We’ve been the setting for every Coronation since 1066 and for numerous other royal occasions, including sixteen weddings. Find about more about our royal connections.
British kings and queens have forged a strong bond with Westminster Abbey. Since 1066 every British monarch except two has been crowned here.
When the Duke and Duchess of Cambridge were married at Westminster Abbey in April 2011, they followed a long line of British royal weddings.
Westminster Abbey has been Britain’s coronation church since 1066. From William the Conqueror through to Elizabeth II, all but two monarchs have been crowned here.
The Coronation Chair is one of the most famous pieces of furniture in the world. It has been the centrepiece of coronations for 700 years.
Westminster Abbey is the final resting place of many kings and queens, starting with King Edward the Confessor whose shrine stands just behind the High Altar.
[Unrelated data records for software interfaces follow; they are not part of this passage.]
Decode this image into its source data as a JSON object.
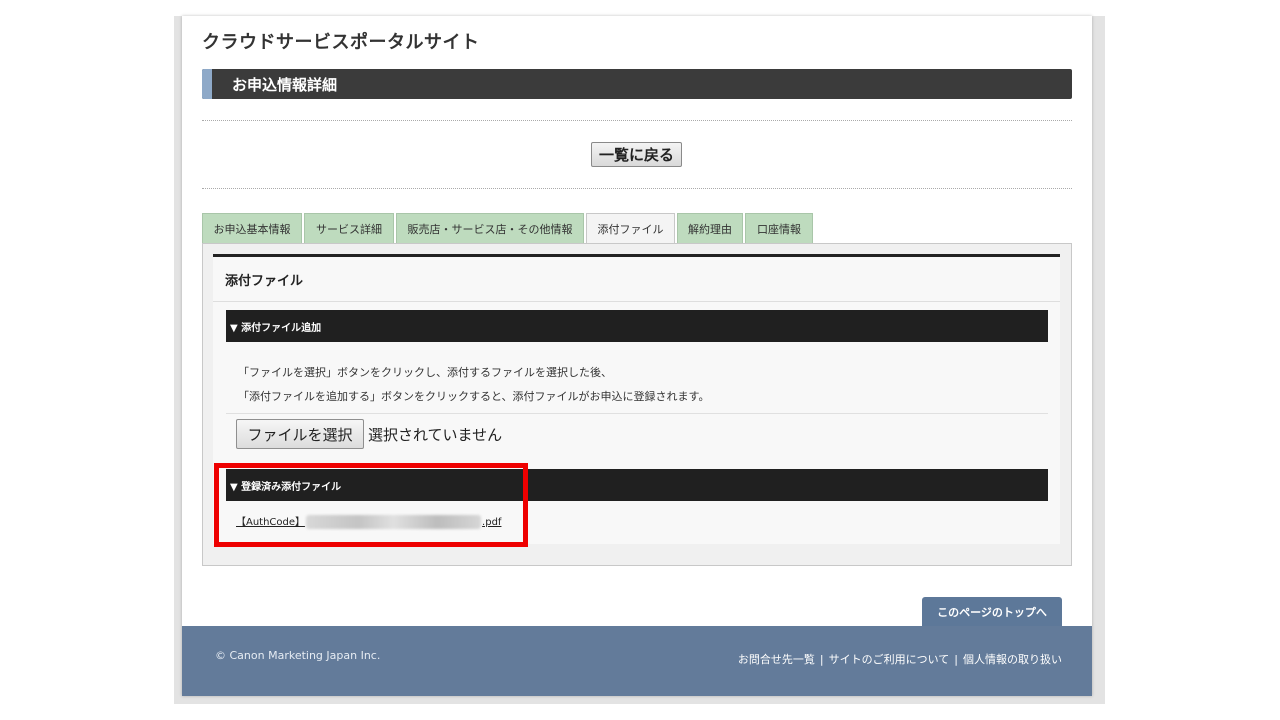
{
  "site": {
    "title": "クラウドサービスポータルサイト"
  },
  "section": {
    "title": "お申込情報詳細"
  },
  "back_button": "一覧に戻る",
  "tabs": [
    {
      "label": "お申込基本情報"
    },
    {
      "label": "サービス詳細"
    },
    {
      "label": "販売店・サービス店・その他情報"
    },
    {
      "label": "添付ファイル",
      "active": true
    },
    {
      "label": "解約理由"
    },
    {
      "label": "口座情報"
    }
  ],
  "panel": {
    "title": "添付ファイル",
    "add_section": {
      "label": "▼ 添付ファイル追加",
      "instruction_line1": "「ファイルを選択」ボタンをクリックし、添付するファイルを選択した後、",
      "instruction_line2": "「添付ファイルを追加する」ボタンをクリックすると、添付ファイルがお申込に登録されます。",
      "file_button": "ファイルを選択",
      "file_status": "選択されていません"
    },
    "registered_section": {
      "label": "▼ 登録済み添付ファイル",
      "file_prefix": "【AuthCode】",
      "file_suffix": ".pdf"
    }
  },
  "colors": {
    "highlight": "#ee0000",
    "tab_bg": "#bedbbe",
    "footer": "#637b9a",
    "header_bar": "#3b3b3b"
  },
  "page_top_button": "このページのトップへ",
  "footer": {
    "copyright": "© Canon Marketing Japan Inc.",
    "links": [
      "お問合せ先一覧",
      "サイトのご利用について",
      "個人情報の取り扱い"
    ],
    "separator": "|"
  }
}
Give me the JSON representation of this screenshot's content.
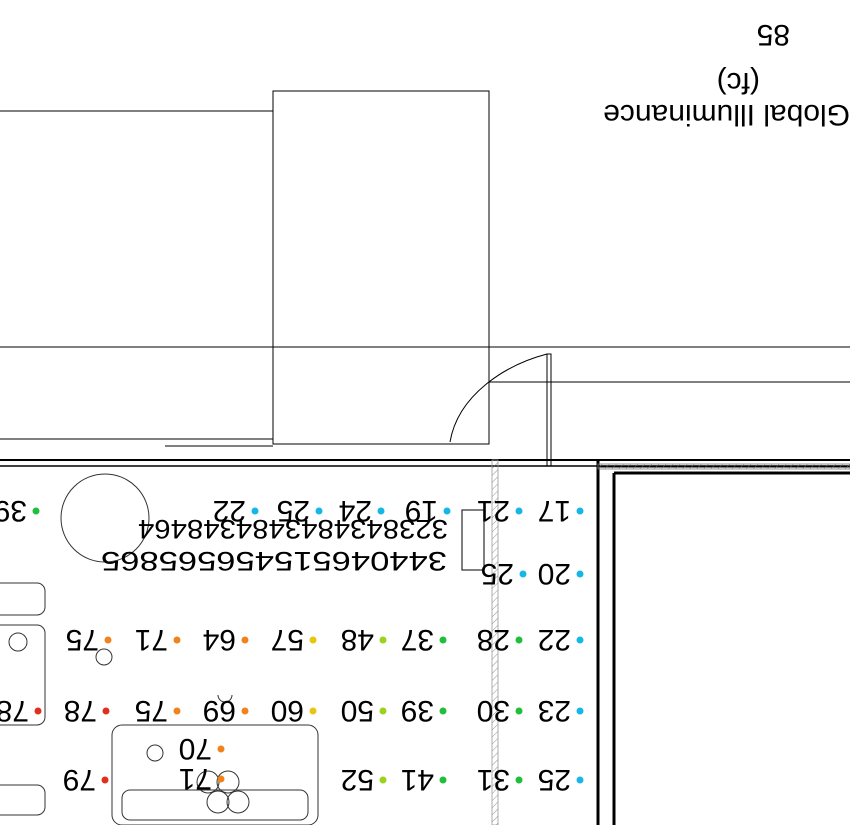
{
  "legend": {
    "title": "Global Illuminance",
    "unit": "(fc)",
    "partial_number": "85"
  },
  "colors": {
    "cyan": "#16b7e6",
    "green": "#1fbf3a",
    "lime": "#9bd21a",
    "yellow": "#e8c50e",
    "orange": "#f0831c",
    "red": "#e0301c"
  },
  "dense_rows": {
    "row1": "3238434843484348464",
    "row2": "344046515456565865"
  },
  "readings": [
    {
      "id": "r01",
      "value": "17",
      "color": "cyan"
    },
    {
      "id": "r02",
      "value": "21",
      "color": "cyan"
    },
    {
      "id": "r03",
      "value": "19",
      "color": "cyan"
    },
    {
      "id": "r04",
      "value": "24",
      "color": "cyan"
    },
    {
      "id": "r05",
      "value": "25",
      "color": "cyan"
    },
    {
      "id": "r06",
      "value": "22",
      "color": "cyan"
    },
    {
      "id": "r07",
      "value": "39",
      "color": "green"
    },
    {
      "id": "r08",
      "value": "20",
      "color": "cyan"
    },
    {
      "id": "r09",
      "value": "25",
      "color": "cyan"
    },
    {
      "id": "r10",
      "value": "22",
      "color": "cyan"
    },
    {
      "id": "r11",
      "value": "28",
      "color": "green"
    },
    {
      "id": "r12",
      "value": "37",
      "color": "green"
    },
    {
      "id": "r13",
      "value": "48",
      "color": "lime"
    },
    {
      "id": "r14",
      "value": "57",
      "color": "yellow"
    },
    {
      "id": "r15",
      "value": "64",
      "color": "orange"
    },
    {
      "id": "r16",
      "value": "71",
      "color": "orange"
    },
    {
      "id": "r17",
      "value": "75",
      "color": "orange"
    },
    {
      "id": "r18",
      "value": "23",
      "color": "cyan"
    },
    {
      "id": "r19",
      "value": "30",
      "color": "green"
    },
    {
      "id": "r20",
      "value": "39",
      "color": "green"
    },
    {
      "id": "r21",
      "value": "50",
      "color": "lime"
    },
    {
      "id": "r22",
      "value": "60",
      "color": "yellow"
    },
    {
      "id": "r23",
      "value": "69",
      "color": "orange"
    },
    {
      "id": "r24",
      "value": "75",
      "color": "orange"
    },
    {
      "id": "r25",
      "value": "78",
      "color": "red"
    },
    {
      "id": "r26",
      "value": "78",
      "color": "red"
    },
    {
      "id": "r27",
      "value": "70",
      "color": "orange"
    },
    {
      "id": "r28",
      "value": "71",
      "color": "orange"
    },
    {
      "id": "r29",
      "value": "25",
      "color": "cyan"
    },
    {
      "id": "r30",
      "value": "31",
      "color": "green"
    },
    {
      "id": "r31",
      "value": "41",
      "color": "green"
    },
    {
      "id": "r32",
      "value": "52",
      "color": "lime"
    },
    {
      "id": "r33",
      "value": "79",
      "color": "red"
    }
  ]
}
David Hockney’s stained glass window for Westminster Abbey, The Queen’s Window, is a vibrantly-coloured contemporary work commissioned to celebrate the reign of Queen Elizabeth II.